Your answer should be every line below that includes the word "Gönhard".

## Record excerpts
■ ■ ■ ■
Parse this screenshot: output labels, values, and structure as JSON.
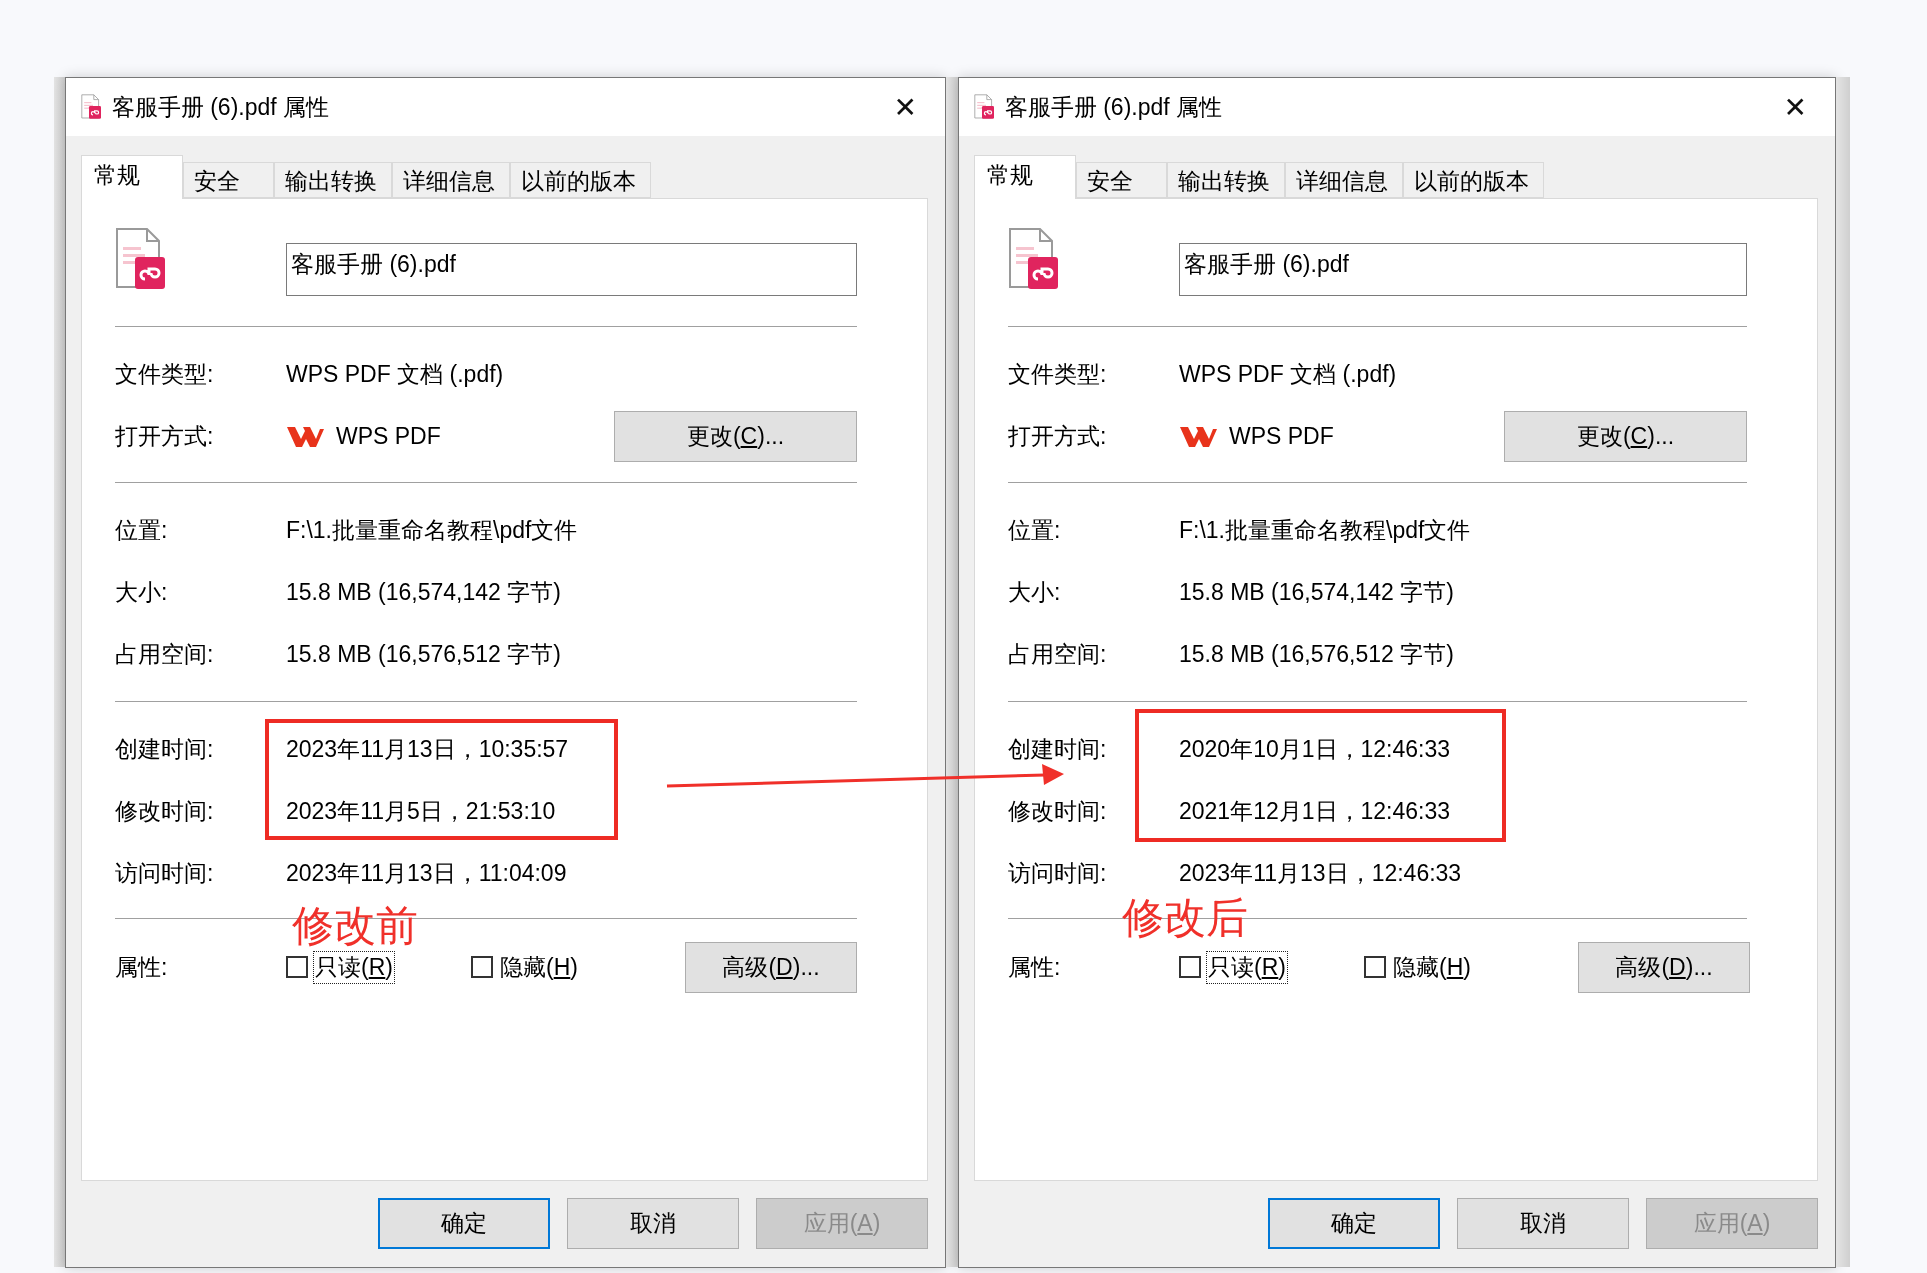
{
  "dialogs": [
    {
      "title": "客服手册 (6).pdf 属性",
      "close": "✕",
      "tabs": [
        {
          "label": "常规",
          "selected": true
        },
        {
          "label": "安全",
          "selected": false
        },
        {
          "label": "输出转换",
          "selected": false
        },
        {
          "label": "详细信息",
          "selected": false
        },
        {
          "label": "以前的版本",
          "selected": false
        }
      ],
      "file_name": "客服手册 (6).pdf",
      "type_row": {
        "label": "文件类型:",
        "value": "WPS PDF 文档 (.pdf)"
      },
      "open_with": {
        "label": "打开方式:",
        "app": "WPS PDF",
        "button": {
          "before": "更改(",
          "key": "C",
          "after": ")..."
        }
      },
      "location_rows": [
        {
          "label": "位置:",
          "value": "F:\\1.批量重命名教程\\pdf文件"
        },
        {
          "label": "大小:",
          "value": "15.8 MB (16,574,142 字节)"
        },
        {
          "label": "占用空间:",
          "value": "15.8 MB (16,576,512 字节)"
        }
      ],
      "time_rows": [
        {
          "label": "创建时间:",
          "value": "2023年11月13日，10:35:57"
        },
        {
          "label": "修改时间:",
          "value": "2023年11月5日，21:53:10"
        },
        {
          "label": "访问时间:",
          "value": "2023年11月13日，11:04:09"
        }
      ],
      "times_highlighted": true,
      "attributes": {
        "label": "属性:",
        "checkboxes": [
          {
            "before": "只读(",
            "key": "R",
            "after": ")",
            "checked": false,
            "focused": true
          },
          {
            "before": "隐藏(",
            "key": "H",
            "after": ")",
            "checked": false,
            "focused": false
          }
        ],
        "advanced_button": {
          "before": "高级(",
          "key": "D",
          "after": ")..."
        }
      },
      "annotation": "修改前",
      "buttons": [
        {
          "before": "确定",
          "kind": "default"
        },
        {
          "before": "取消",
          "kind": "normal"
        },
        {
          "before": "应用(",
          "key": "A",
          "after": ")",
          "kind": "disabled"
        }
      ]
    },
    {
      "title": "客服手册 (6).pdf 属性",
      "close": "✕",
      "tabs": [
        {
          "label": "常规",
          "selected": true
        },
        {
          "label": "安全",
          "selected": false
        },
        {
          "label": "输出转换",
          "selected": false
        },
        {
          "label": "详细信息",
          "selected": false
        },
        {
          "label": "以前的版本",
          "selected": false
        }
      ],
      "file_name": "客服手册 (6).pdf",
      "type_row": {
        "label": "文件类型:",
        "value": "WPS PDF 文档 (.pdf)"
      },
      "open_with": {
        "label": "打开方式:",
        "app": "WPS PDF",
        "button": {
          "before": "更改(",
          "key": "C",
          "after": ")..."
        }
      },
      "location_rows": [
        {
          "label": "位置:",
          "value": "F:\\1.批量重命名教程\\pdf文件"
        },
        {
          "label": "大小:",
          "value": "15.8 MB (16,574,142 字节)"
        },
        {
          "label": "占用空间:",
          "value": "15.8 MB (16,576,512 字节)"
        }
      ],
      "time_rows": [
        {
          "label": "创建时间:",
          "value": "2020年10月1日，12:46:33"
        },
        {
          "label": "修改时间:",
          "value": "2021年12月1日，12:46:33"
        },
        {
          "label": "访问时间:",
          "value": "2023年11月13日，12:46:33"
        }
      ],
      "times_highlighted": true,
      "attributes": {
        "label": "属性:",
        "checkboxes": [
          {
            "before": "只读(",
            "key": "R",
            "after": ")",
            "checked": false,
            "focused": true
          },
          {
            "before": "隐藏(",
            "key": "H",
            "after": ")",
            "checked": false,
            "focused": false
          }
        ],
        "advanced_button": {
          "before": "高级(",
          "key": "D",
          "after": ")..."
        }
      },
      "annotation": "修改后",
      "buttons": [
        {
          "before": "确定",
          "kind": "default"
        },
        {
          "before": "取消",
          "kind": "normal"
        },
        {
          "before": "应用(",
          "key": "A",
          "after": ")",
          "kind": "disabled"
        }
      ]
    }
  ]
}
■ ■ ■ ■
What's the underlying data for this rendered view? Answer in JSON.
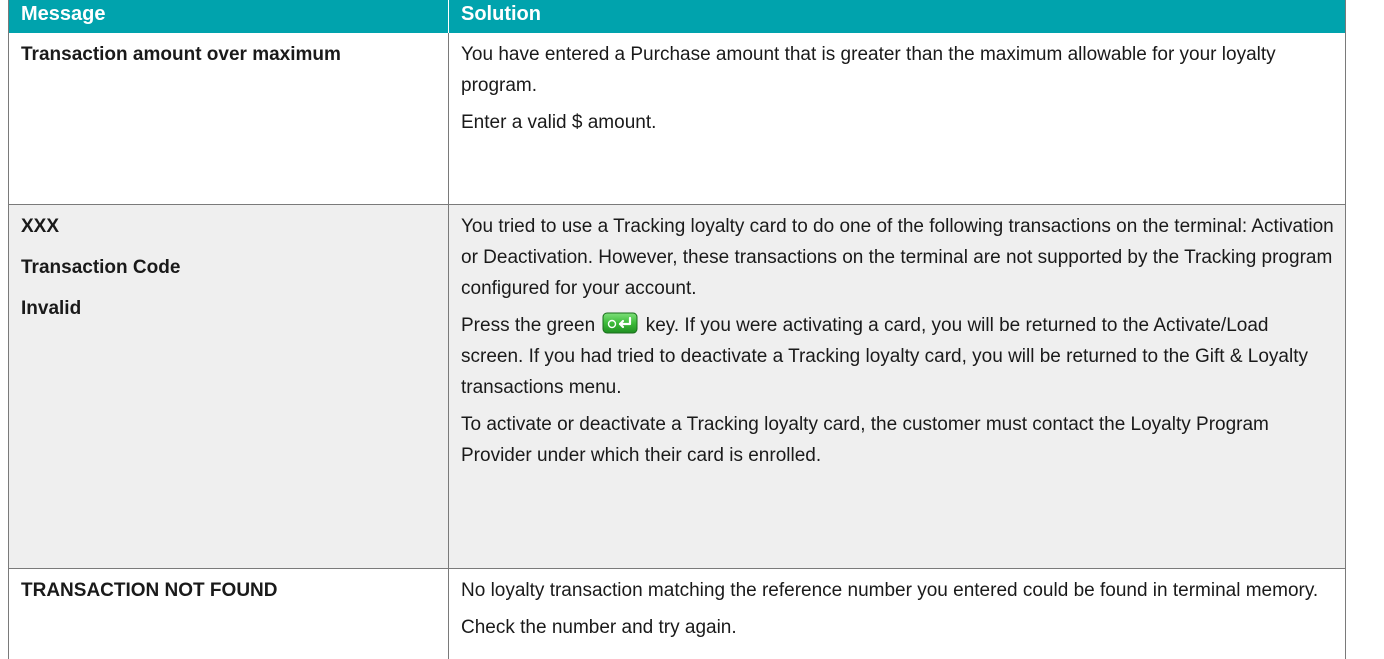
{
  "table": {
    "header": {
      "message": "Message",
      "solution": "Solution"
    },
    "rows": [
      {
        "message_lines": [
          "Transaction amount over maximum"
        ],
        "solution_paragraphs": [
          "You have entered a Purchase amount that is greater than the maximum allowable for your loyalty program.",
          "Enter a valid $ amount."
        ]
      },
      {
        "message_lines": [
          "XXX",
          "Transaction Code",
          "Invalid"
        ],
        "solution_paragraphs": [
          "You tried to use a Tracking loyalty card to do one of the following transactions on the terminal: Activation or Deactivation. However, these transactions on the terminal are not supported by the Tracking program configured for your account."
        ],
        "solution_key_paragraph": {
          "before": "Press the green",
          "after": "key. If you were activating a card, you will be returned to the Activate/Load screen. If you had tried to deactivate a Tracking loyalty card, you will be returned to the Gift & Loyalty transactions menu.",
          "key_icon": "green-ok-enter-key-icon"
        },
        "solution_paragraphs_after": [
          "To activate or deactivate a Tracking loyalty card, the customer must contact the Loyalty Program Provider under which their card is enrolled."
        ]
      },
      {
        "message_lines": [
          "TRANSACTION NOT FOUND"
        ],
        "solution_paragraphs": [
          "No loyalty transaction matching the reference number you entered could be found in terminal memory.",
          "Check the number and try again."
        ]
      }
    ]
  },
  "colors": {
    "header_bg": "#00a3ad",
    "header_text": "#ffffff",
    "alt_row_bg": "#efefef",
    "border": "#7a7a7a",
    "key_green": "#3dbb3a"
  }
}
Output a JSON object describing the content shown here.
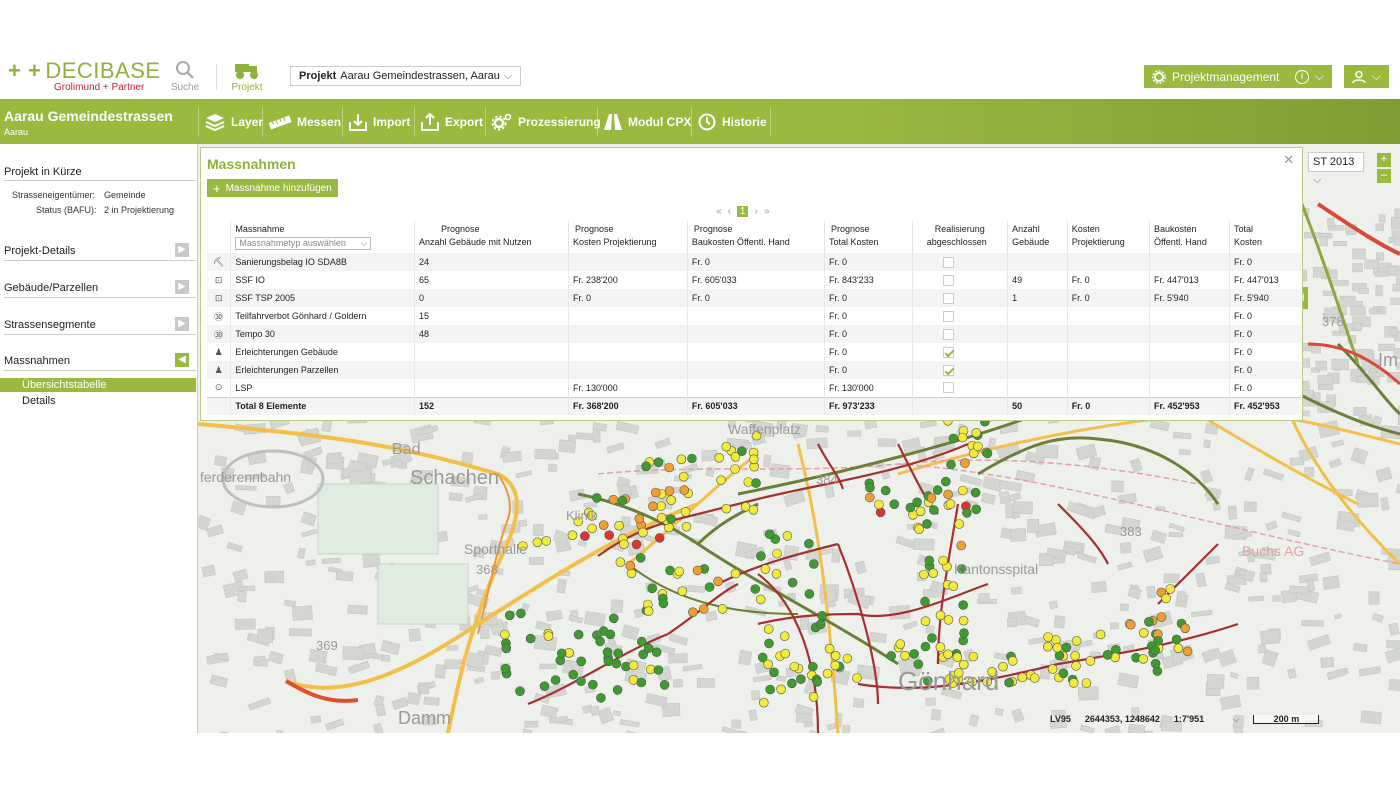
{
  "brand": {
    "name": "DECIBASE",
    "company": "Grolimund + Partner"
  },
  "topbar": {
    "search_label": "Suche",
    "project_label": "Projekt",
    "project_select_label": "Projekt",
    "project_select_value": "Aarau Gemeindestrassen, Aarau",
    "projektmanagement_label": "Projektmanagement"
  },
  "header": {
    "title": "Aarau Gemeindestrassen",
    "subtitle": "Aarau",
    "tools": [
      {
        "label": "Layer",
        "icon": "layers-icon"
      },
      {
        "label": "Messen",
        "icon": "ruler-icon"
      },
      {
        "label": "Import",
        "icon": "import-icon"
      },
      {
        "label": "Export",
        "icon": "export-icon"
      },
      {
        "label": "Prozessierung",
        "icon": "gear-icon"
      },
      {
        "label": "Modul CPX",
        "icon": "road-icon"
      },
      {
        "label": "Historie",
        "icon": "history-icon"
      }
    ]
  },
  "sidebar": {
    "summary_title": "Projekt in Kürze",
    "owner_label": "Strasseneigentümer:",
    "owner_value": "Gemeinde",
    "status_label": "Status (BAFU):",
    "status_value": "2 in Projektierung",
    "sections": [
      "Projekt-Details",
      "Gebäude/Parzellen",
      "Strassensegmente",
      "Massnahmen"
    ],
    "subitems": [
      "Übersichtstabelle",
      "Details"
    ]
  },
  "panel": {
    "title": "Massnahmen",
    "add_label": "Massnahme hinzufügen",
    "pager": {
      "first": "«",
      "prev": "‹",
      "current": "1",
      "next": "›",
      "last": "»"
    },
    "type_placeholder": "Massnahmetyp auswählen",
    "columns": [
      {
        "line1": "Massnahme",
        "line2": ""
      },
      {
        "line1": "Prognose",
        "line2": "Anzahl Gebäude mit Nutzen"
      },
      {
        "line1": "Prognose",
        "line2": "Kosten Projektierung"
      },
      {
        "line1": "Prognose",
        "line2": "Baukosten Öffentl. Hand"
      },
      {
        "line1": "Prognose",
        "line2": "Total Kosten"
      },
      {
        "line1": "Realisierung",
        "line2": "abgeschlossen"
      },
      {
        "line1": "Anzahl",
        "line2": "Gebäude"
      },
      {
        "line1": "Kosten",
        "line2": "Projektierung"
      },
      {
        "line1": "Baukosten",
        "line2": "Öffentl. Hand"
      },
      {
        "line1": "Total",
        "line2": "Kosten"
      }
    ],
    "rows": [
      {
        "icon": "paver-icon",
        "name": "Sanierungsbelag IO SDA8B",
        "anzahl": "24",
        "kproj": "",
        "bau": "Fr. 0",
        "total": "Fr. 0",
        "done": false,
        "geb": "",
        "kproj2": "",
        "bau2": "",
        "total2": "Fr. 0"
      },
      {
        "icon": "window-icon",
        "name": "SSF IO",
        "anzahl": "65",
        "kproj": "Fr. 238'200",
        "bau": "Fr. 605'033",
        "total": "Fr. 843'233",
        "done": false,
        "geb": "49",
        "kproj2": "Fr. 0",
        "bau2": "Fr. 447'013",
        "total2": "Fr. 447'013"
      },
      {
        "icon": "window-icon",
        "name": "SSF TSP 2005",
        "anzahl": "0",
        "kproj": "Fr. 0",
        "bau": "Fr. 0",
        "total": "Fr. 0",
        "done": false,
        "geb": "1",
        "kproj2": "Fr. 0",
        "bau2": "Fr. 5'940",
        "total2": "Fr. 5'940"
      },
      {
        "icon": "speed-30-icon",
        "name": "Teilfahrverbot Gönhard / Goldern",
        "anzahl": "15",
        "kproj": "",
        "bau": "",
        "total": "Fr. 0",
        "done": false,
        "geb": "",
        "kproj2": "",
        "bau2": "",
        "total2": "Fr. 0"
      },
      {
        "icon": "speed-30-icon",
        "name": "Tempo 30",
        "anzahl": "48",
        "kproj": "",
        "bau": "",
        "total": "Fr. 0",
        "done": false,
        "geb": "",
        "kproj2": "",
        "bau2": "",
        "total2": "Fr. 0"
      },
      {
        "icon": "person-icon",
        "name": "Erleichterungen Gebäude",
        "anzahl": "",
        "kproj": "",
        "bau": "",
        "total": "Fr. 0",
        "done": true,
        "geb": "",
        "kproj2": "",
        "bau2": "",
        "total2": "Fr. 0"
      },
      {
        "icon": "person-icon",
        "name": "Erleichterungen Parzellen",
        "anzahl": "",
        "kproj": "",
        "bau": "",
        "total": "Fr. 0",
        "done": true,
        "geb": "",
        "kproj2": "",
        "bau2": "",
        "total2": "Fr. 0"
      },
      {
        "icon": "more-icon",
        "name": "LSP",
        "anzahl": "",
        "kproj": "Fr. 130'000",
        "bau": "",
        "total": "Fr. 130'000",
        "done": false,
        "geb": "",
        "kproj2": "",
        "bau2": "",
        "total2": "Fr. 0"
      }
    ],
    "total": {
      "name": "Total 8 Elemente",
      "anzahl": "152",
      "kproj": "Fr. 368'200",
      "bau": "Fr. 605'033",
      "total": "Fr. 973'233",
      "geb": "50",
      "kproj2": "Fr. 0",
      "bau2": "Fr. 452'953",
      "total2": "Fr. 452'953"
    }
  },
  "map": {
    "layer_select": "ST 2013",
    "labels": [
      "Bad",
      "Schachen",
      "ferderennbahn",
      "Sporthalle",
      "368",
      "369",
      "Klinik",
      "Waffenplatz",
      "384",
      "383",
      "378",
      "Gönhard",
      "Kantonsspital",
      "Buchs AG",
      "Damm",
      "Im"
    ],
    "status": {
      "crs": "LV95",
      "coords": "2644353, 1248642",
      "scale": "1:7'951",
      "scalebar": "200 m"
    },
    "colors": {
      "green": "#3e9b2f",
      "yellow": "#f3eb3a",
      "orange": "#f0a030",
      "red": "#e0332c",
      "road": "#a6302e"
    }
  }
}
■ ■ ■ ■
## Task answer
        "name": "Teilfahrverbot Gönhard / Goldern",
      "Gönhard",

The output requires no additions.